• EXERCISE BRIEF: Could you return all of the listing below exactly, please?

• LISTED ENTRIES:
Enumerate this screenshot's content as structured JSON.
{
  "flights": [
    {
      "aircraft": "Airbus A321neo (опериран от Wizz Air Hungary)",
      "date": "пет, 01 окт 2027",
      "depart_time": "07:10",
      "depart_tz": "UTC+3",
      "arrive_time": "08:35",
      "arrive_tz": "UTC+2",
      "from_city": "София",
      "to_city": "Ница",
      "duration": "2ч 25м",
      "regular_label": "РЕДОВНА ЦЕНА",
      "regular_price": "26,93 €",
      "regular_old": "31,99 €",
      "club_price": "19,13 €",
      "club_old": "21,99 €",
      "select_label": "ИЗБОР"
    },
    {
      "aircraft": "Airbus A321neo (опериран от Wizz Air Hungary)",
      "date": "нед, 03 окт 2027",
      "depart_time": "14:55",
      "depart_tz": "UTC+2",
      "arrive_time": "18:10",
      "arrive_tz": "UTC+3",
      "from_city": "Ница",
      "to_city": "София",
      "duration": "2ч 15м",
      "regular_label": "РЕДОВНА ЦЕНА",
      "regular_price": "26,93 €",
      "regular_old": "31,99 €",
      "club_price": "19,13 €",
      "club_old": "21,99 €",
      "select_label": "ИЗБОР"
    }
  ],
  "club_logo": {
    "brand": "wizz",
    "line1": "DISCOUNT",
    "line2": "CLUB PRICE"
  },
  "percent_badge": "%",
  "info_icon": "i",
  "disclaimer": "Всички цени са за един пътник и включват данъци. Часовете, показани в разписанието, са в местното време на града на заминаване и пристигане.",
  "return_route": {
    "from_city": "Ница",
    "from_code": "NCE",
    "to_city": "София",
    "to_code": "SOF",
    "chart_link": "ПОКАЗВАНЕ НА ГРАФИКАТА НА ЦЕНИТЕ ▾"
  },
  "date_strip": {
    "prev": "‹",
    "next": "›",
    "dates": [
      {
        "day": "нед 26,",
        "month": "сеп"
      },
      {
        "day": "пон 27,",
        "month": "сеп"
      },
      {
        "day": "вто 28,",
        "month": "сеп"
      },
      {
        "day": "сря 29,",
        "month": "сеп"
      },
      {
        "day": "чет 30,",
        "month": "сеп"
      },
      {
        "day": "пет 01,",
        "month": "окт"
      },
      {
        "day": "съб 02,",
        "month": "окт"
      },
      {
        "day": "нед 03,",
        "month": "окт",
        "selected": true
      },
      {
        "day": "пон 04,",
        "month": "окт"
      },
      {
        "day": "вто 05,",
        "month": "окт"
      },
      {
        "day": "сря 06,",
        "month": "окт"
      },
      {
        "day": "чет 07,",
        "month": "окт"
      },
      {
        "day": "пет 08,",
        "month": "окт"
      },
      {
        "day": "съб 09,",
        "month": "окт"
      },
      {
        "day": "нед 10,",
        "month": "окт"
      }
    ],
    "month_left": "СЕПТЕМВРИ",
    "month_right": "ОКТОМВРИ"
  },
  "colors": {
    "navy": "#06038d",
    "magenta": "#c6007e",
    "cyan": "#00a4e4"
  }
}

• EXERCISE RESPONSE:
Enumerate this screenshot's content as structured JSON.
{
  "flights": [
    {
      "aircraft": "Airbus A321neo (опериран от Wizz Air Hungary)",
      "date": "пет, 01 окт 2027",
      "depart_time": "07:10",
      "depart_tz": "UTC+3",
      "arrive_time": "08:35",
      "arrive_tz": "UTC+2",
      "from_city": "София",
      "to_city": "Ница",
      "duration": "2ч 25м",
      "regular_label": "РЕДОВНА ЦЕНА",
      "regular_price": "26,93 €",
      "regular_old": "31,99 €",
      "club_price": "19,13 €",
      "club_old": "21,99 €",
      "select_label": "ИЗБОР"
    },
    {
      "aircraft": "Airbus A321neo (опериран от Wizz Air Hungary)",
      "date": "нед, 03 окт 2027",
      "depart_time": "14:55",
      "depart_tz": "UTC+2",
      "arrive_time": "18:10",
      "arrive_tz": "UTC+3",
      "from_city": "Ница",
      "to_city": "София",
      "duration": "2ч 15м",
      "regular_label": "РЕДОВНА ЦЕНА",
      "regular_price": "26,93 €",
      "regular_old": "31,99 €",
      "club_price": "19,13 €",
      "club_old": "21,99 €",
      "select_label": "ИЗБОР"
    }
  ],
  "club_logo": {
    "brand": "wizz",
    "line1": "DISCOUNT",
    "line2": "CLUB PRICE"
  },
  "percent_badge": "%",
  "info_icon": "i",
  "disclaimer": "Всички цени са за един пътник и включват данъци. Часовете, показани в разписанието, са в местното време на града на заминаване и пристигане.",
  "return_route": {
    "from_city": "Ница",
    "from_code": "NCE",
    "to_city": "София",
    "to_code": "SOF",
    "chart_link": "ПОКАЗВАНЕ НА ГРАФИКАТА НА ЦЕНИТЕ ▾"
  },
  "date_strip": {
    "prev": "‹",
    "next": "›",
    "dates": [
      {
        "day": "нед 26,",
        "month": "сеп"
      },
      {
        "day": "пон 27,",
        "month": "сеп"
      },
      {
        "day": "вто 28,",
        "month": "сеп"
      },
      {
        "day": "сря 29,",
        "month": "сеп"
      },
      {
        "day": "чет 30,",
        "month": "сеп"
      },
      {
        "day": "пет 01,",
        "month": "окт"
      },
      {
        "day": "съб 02,",
        "month": "окт"
      },
      {
        "day": "нед 03,",
        "month": "окт",
        "selected": true
      },
      {
        "day": "пон 04,",
        "month": "окт"
      },
      {
        "day": "вто 05,",
        "month": "окт"
      },
      {
        "day": "сря 06,",
        "month": "окт"
      },
      {
        "day": "чет 07,",
        "month": "окт"
      },
      {
        "day": "пет 08,",
        "month": "окт"
      },
      {
        "day": "съб 09,",
        "month": "окт"
      },
      {
        "day": "нед 10,",
        "month": "окт"
      }
    ],
    "month_left": "СЕПТЕМВРИ",
    "month_right": "ОКТОМВРИ"
  },
  "colors": {
    "navy": "#06038d",
    "magenta": "#c6007e",
    "cyan": "#00a4e4"
  }
}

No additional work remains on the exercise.